Form I-9 is Mandatory for all U.S. Employers

This change affects all employers. The Form I-9 is a mandatory part of the hiring and employment process for all employees in the U.S. Employers face substantial civil penalties for I-9 violations and potential criminal liability for employing undocumented workers. Compliance includes utilizing the correct I-9 edition valid at the time of I-9 completion.

What has Changed?

The Form I-9 changes are not tied to changes in the law. The changes are, in large part, technological changes. The new form edition contains a variety of drop-down lists, calendars and pop-up instructions. There is a space for the employer (or authorized representative) to note additional information. When printed, the completed forms will contain an automatically generated QR code.

Internal Audit is Form I-9 Best Practice
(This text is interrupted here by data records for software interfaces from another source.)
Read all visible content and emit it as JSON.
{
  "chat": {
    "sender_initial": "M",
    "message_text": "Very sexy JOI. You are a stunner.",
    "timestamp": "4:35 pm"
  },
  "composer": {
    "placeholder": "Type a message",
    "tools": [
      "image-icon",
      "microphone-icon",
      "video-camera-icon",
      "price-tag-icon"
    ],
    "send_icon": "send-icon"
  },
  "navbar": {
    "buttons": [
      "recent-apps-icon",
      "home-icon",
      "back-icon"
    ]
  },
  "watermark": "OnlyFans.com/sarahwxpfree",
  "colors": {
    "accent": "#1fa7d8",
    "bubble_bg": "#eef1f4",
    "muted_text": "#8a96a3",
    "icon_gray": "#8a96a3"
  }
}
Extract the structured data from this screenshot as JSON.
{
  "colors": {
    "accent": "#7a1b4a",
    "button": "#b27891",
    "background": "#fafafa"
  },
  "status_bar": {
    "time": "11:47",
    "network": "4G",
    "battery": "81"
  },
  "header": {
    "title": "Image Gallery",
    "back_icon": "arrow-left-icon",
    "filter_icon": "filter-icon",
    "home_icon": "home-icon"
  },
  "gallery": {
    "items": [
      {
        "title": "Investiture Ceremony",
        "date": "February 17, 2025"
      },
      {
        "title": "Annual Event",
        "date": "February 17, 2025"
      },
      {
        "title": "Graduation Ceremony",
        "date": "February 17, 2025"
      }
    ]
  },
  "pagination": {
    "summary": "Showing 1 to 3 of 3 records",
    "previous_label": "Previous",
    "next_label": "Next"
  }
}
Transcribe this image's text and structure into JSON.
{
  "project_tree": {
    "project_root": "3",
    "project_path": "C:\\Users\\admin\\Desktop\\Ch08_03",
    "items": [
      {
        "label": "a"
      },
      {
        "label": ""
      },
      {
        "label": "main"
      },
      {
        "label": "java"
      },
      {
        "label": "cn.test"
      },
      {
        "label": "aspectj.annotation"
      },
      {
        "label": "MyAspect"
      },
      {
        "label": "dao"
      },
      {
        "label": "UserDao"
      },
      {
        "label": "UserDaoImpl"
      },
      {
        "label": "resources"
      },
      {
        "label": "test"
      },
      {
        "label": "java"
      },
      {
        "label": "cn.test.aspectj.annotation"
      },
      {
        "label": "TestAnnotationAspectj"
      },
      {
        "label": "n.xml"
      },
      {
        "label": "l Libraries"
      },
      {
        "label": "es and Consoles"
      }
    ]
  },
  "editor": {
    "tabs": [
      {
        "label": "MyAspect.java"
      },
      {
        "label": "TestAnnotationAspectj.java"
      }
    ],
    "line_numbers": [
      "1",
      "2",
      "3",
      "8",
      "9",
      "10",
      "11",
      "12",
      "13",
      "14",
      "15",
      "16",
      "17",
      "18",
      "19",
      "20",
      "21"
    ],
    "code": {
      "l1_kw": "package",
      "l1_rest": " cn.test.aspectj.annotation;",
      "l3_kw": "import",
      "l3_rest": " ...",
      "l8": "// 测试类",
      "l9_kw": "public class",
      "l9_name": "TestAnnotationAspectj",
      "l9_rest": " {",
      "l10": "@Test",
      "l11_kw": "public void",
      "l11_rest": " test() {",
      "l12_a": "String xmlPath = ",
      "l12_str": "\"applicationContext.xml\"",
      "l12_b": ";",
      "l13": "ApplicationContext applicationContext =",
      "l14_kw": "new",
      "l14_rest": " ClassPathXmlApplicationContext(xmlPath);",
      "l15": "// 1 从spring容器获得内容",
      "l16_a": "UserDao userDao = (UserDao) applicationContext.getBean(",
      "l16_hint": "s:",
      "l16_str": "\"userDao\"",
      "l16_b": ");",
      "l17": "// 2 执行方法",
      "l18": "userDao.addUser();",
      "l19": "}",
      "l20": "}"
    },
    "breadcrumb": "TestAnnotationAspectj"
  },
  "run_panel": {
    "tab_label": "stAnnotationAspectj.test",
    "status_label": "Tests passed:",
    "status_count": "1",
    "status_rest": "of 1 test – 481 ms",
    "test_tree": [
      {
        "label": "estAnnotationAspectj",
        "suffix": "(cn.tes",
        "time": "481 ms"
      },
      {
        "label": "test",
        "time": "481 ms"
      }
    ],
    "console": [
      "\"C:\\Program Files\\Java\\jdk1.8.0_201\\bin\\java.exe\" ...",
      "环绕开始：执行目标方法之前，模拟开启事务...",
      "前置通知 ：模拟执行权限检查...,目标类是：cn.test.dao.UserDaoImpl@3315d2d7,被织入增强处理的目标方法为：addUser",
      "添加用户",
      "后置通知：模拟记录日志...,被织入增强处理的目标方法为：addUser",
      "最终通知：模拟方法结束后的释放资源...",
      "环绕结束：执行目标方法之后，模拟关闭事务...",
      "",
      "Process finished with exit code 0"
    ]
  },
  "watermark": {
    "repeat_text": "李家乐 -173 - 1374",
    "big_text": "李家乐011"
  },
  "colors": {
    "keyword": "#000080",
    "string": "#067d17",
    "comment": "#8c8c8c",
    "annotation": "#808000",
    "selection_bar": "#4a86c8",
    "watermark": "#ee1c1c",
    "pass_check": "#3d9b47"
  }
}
Each I-9 failure to comply violation carries with it a potential civil penalty ranging from $216 to $2,156, per incident. Thus, employers should review their current I-9 procedures. The law contains greatly increased penalties for other I-9- related violations such as document fraud, discrimination, and document abuse. Companies must have proper I-9 policies, as well as sufficient safeguards to assure that the policies are carried out correctly, without exception. Internal audits provide a valuable tool and are a well-recognized best practice for I-9 compliance.

In recent years, the US government has increased focus on I-9 compliance with audits and enforcement actions undertaken by Immigration and Customs Enforcement as well as the Department of Justice, Office of Special Counsel for Immigration-Related Unfair Employment Practices. This era of compliance has led many employers to institute proactive, internal, audits. The new administration’s declared hard line on immigration compliance makes this self-monitoring vital for U.S. employers. The goal of such audits is to identify any failures or errors proactively. While I-9 omissions or errors cannot be cured retroactively, good faith efforts to comply carry substantial weight and reduce the potential penalties, if and when the government conducts an I-9 audit.